A foreign object that is stuck at the back of the throat can either block the throat or induce muscular spasm. This is choking. Adults may choke on food that has been inadequately chewed and hurriedly swallowed. Young children and babies are curious and like putting objects in their mouths. Choking requires prompt action from the First Aider; be prepared to resuscitate if the casualty stops breathing. The process is also called the Heimlich Maneuver
- Difficulty in speaking and/or breathing
- Congested face initially
- Grey—blue skin cyanosis later
- Troubled signs from the casualty, for example the casualty may point to his/her throat, or grasp the neck
FOR A CONSCIOUS ADULT
- If the casualty is breathing, encourage her to cough as this will help to dislodge the obstruction
- If the casualty stops coughing or breathing, give five sharp slaps to her back between the shoulder blades.
- If the back slaps fail, stand behind the casualty Place your arms around her abdomen, bend her slightly forwards and put your fist just below the base of the breastbone. Put your other hand on top and pull sharply inwards and upwards five times.
- Repeat steps 2 and 3 three times. If the obstruction does not clear, call an ambulance
If the casualty becomes unconscious, or is found unconscious and is known to have choked:
- Open the airway and check breathing. Remove any obvious obstruction from the mouth. If the casualty is not breathing, attempt up to five artificial ventilation. If not successful, proceed to step 2.
- Turn the casualty on to his side and give up to jive sharp back slaps with the flat of your hand between his shoulder blades Check his mouth and remove any obvious obstructions. IF this is not successful, proceed to step 3.
- IF at any stage, the casualty begins to breathe normally, place him in the recovery position. Monitor and record breathing, pulse, and level of response every ten minutes.
- Turn the casualty on to his back and kneel by his side or straddle him Place the heel of one hand below his breastbone and cover it with your other hand. Press sharply inwards and upwards up to five times. Cheek the mouth and remove any obvious obstruction.

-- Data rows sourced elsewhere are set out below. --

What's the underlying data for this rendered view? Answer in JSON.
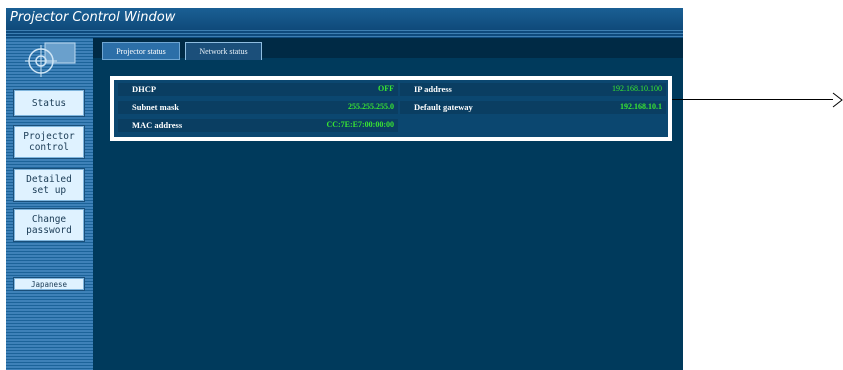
{
  "window": {
    "title": "Projector Control Window"
  },
  "sidebar": {
    "status_label": "Status",
    "projector_label": "Projector\ncontrol",
    "detailed_label": "Detailed\nset up",
    "password_label": "Change\npassword",
    "japanese_label": "Japanese"
  },
  "tabs": {
    "projector_status": "Projector status",
    "network_status": "Network status"
  },
  "network": {
    "dhcp": {
      "label": "DHCP",
      "value": "OFF"
    },
    "subnet_mask": {
      "label": "Subnet mask",
      "value": "255.255.255.0"
    },
    "mac_address": {
      "label": "MAC address",
      "value": "CC:7E:E7:00:00:00"
    },
    "ip_address": {
      "label": "IP address",
      "value": "192.168.10.100"
    },
    "default_gateway": {
      "label": "Default gateway",
      "value": "192.168.10.1"
    }
  },
  "colors": {
    "value_green": "#39e631",
    "background": "#003a5c",
    "highlight_border": "#ffffff"
  }
}
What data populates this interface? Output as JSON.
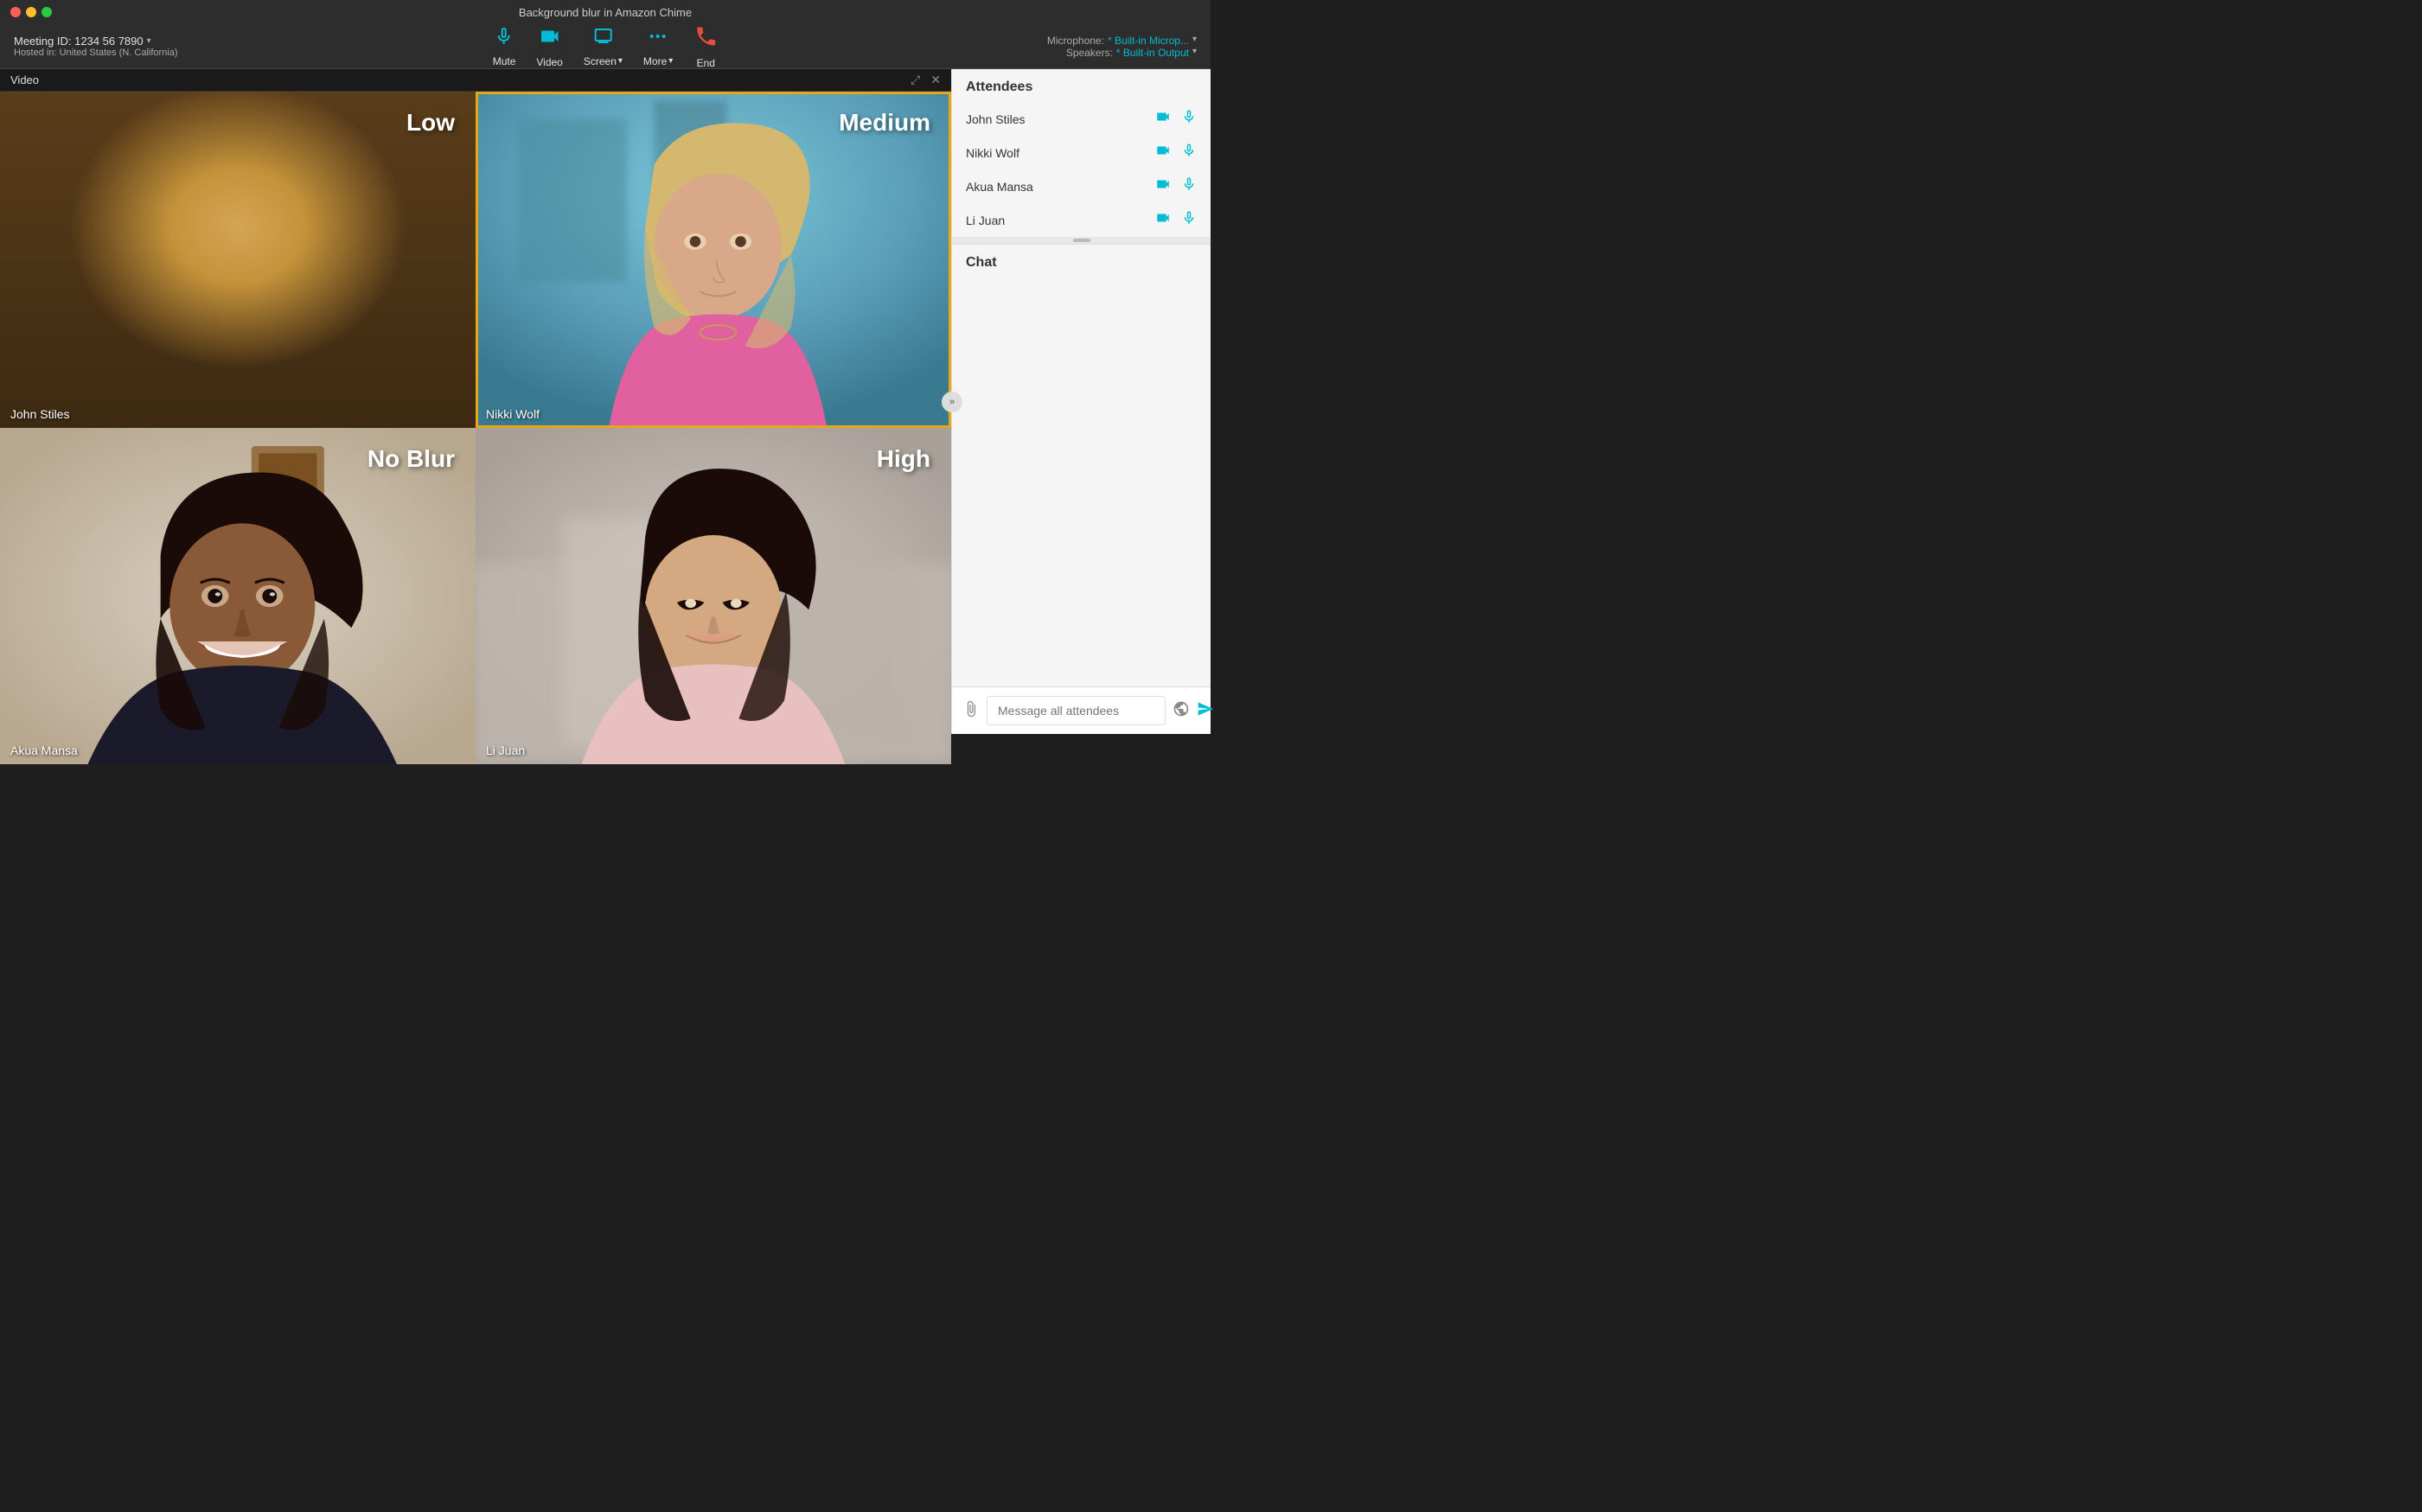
{
  "titleBar": {
    "title": "Background blur in Amazon Chime"
  },
  "menuBar": {
    "meetingId": "Meeting ID: 1234 56 7890",
    "hostedIn": "Hosted in: United States (N. California)",
    "controls": {
      "mute": {
        "label": "Mute",
        "icon": "🎤"
      },
      "video": {
        "label": "Video",
        "icon": "📹"
      },
      "screen": {
        "label": "Screen",
        "icon": "🖥"
      },
      "more": {
        "label": "More",
        "icon": "•••"
      },
      "end": {
        "label": "End",
        "icon": "📞"
      }
    },
    "microphone": {
      "label": "Microphone:",
      "value": "* Built-in Microp..."
    },
    "speakers": {
      "label": "Speakers:",
      "value": "* Built-in Output"
    }
  },
  "videoPanel": {
    "title": "Video",
    "participants": [
      {
        "id": "john-stiles",
        "name": "John Stiles",
        "blurLabel": "Low",
        "active": false,
        "bgClass": "bg-john"
      },
      {
        "id": "nikki-wolf",
        "name": "Nikki Wolf",
        "blurLabel": "Medium",
        "active": true,
        "bgClass": "bg-nikki"
      },
      {
        "id": "akua-mansa",
        "name": "Akua Mansa",
        "blurLabel": "No Blur",
        "active": false,
        "bgClass": "bg-akua"
      },
      {
        "id": "li-juan",
        "name": "Li Juan",
        "blurLabel": "High",
        "active": false,
        "bgClass": "bg-lijuan"
      }
    ]
  },
  "attendees": {
    "header": "Attendees",
    "list": [
      {
        "name": "John Stiles"
      },
      {
        "name": "Nikki Wolf"
      },
      {
        "name": "Akua Mansa"
      },
      {
        "name": "Li Juan"
      }
    ]
  },
  "chat": {
    "header": "Chat",
    "inputPlaceholder": "Message all attendees"
  }
}
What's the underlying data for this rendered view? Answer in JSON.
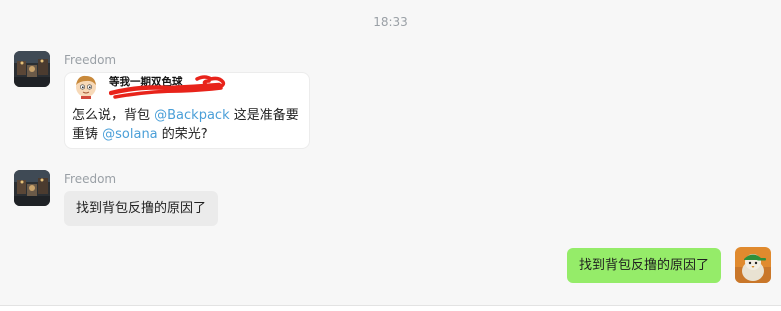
{
  "timestamp": "18:33",
  "messages": [
    {
      "sender": "Freedom",
      "card": {
        "username": "等我一期双色球",
        "text_prefix": "怎么说，背包 ",
        "mention_1": "@Backpack",
        "text_middle": " 这是准备要重铸 ",
        "mention_2": "@solana",
        "text_suffix": " 的荣光?"
      }
    },
    {
      "sender": "Freedom",
      "text": "找到背包反撸的原因了"
    },
    {
      "sender": "me",
      "text": "找到背包反撸的原因了"
    }
  ],
  "icons": {
    "sender_avatar": "night-street-photo-avatar-icon",
    "card_avatar": "cartoon-boy-avatar-icon",
    "self_avatar": "green-cap-bird-avatar-icon"
  },
  "colors": {
    "mention": "#4a9fd8",
    "outgoing_bubble": "#95ec69",
    "incoming_bubble": "#ebebeb",
    "redaction": "#e8231a"
  }
}
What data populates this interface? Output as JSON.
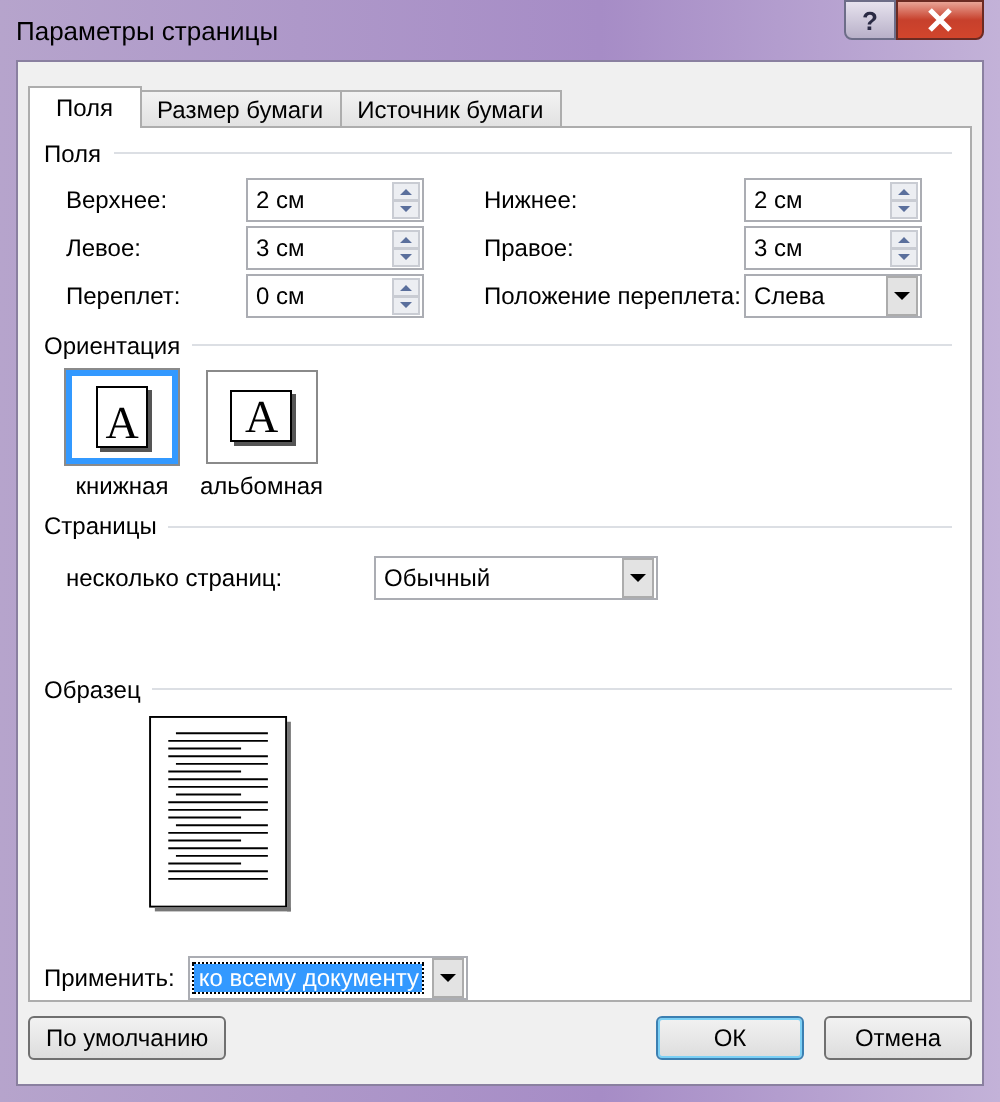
{
  "window": {
    "title": "Параметры страницы",
    "help_button": "?"
  },
  "tabs": [
    {
      "label": "Поля",
      "selected": true
    },
    {
      "label": "Размер бумаги",
      "selected": false
    },
    {
      "label": "Источник бумаги",
      "selected": false
    }
  ],
  "margins": {
    "heading": "Поля",
    "fields": [
      {
        "label": "Верхнее:",
        "value": "2 см",
        "kind": "spin"
      },
      {
        "label": "Нижнее:",
        "value": "2 см",
        "kind": "spin"
      },
      {
        "label": "Левое:",
        "value": "3 см",
        "kind": "spin"
      },
      {
        "label": "Правое:",
        "value": "3 см",
        "kind": "spin"
      },
      {
        "label": "Переплет:",
        "value": "0 см",
        "kind": "spin"
      },
      {
        "label": "Положение переплета:",
        "value": "Слева",
        "kind": "dropdown"
      }
    ]
  },
  "orientation": {
    "heading": "Ориентация",
    "options": [
      {
        "label": "книжная",
        "icon_letter": "A",
        "kind": "portrait",
        "selected": true
      },
      {
        "label": "альбомная",
        "icon_letter": "A",
        "kind": "landscape",
        "selected": false
      }
    ]
  },
  "pages": {
    "heading": "Страницы",
    "label": "несколько страниц:",
    "value": "Обычный"
  },
  "sample": {
    "heading": "Образец"
  },
  "apply": {
    "label": "Применить:",
    "value": "ко всему документу",
    "focused": true
  },
  "buttons": [
    {
      "label": "По умолчанию",
      "default": false,
      "kind": "left"
    },
    {
      "label": "ОК",
      "default": true,
      "kind": "right"
    },
    {
      "label": "Отмена",
      "default": false,
      "kind": "right"
    }
  ]
}
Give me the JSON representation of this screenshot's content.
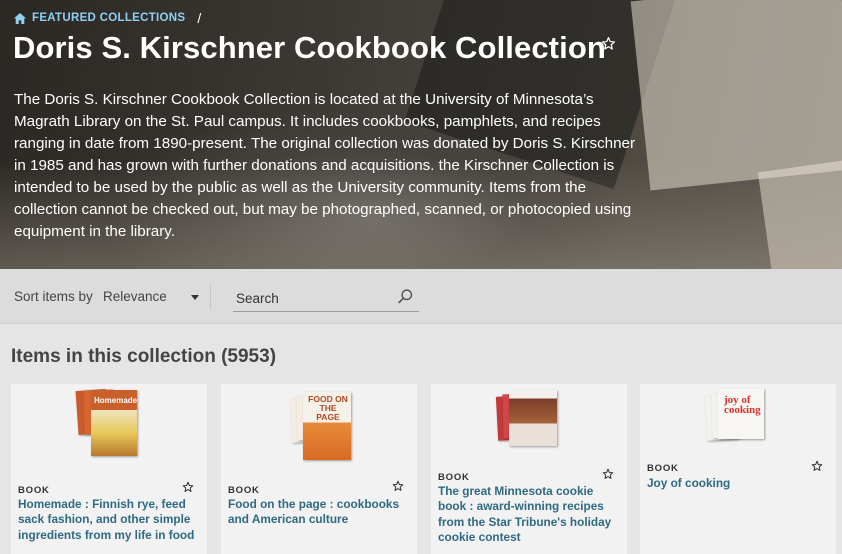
{
  "breadcrumb": {
    "link_label": "FEATURED COLLECTIONS",
    "separator": "/"
  },
  "page_title": "Doris S. Kirschner Cookbook Collection",
  "description": "The Doris S. Kirschner Cookbook Collection is located at the University of Minnesota’s Magrath Library on the St. Paul campus. It includes cookbooks, pamphlets, and recipes ranging in date from 1890-present. The original collection was donated by Doris S. Kirschner in 1985 and has grown with further donations and acquisitions. the Kirschner Collection is intended to be used by the public as well as the University community. Items from the collection cannot be checked out, but may be photographed, scanned, or photocopied using equipment in the library.",
  "toolbar": {
    "sort_label": "Sort items by",
    "sort_value": "Relevance",
    "search_placeholder": "Search"
  },
  "section_title": "Items in this collection (5953)",
  "items": [
    {
      "type": "BOOK",
      "title": "Homemade : Finnish rye, feed sack fashion, and other simple ingredients from my life in food",
      "cover_text": "Homemade"
    },
    {
      "type": "BOOK",
      "title": "Food on the page : cookbooks and American culture",
      "cover_text": "FOOD ON THE PAGE"
    },
    {
      "type": "BOOK",
      "title": "The great Minnesota cookie book : award-winning recipes from the Star Tribune's holiday cookie contest",
      "cover_text": ""
    },
    {
      "type": "BOOK",
      "title": "Joy of cooking",
      "cover_text": "joy of cooking"
    }
  ],
  "colors": {
    "link": "#2e6a83",
    "breadcrumb": "#8fd0f2",
    "toolbar_bg": "#dcdcdc",
    "page_bg": "#e5e5e5"
  }
}
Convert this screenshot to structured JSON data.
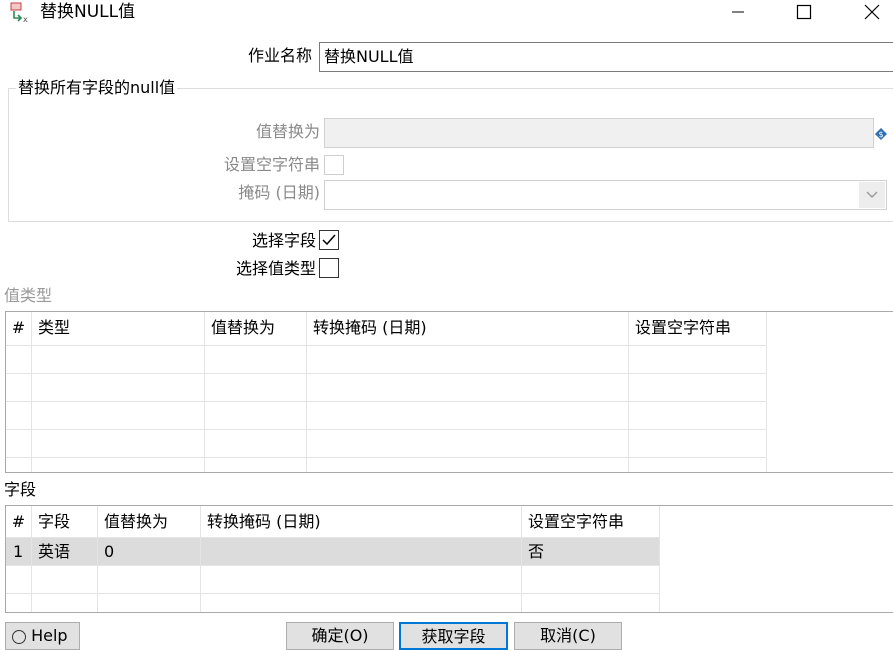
{
  "window": {
    "title": "替换NULL值",
    "icon": "replace-null-icon",
    "controls": [
      "minimize-icon",
      "maximize-icon",
      "close-icon"
    ]
  },
  "form": {
    "step_name_label": "作业名称",
    "step_name_value": "替换NULL值"
  },
  "replace_all": {
    "group_title": "替换所有字段的null值",
    "value_label": "值替换为",
    "value_text": "",
    "set_empty_label": "设置空字符串",
    "set_empty_checked": false,
    "mask_label": "掩码 (日期)",
    "mask_value": ""
  },
  "options": {
    "select_fields_label": "选择字段",
    "select_fields_checked": true,
    "select_value_types_label": "选择值类型",
    "select_value_types_checked": false
  },
  "value_types_table": {
    "title": "值类型",
    "columns": [
      "#",
      "类型",
      "值替换为",
      "转换掩码 (日期)",
      "设置空字符串"
    ],
    "rows": []
  },
  "fields_table": {
    "title": "字段",
    "columns": [
      "#",
      "字段",
      "值替换为",
      "转换掩码 (日期)",
      "设置空字符串"
    ],
    "rows": [
      {
        "num": "1",
        "field": "英语",
        "value": "0",
        "mask": "",
        "set_empty": "否"
      }
    ]
  },
  "buttons": {
    "help": "Help",
    "ok": "确定(O)",
    "get_fields": "获取字段",
    "cancel": "取消(C)"
  },
  "colors": {
    "focus_border": "#0078d7",
    "selected_row": "#dcdcdc",
    "disabled_text": "#8a8a8a"
  }
}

- If the casualty is still not breathing, attempt another five breaths of mouth—to-mouth ventilation. Continue the cycle of backslaps, abdominal thrusts, mouth checks, and ventilation attempts until the ambulance arrives or the casualty resumes breathing.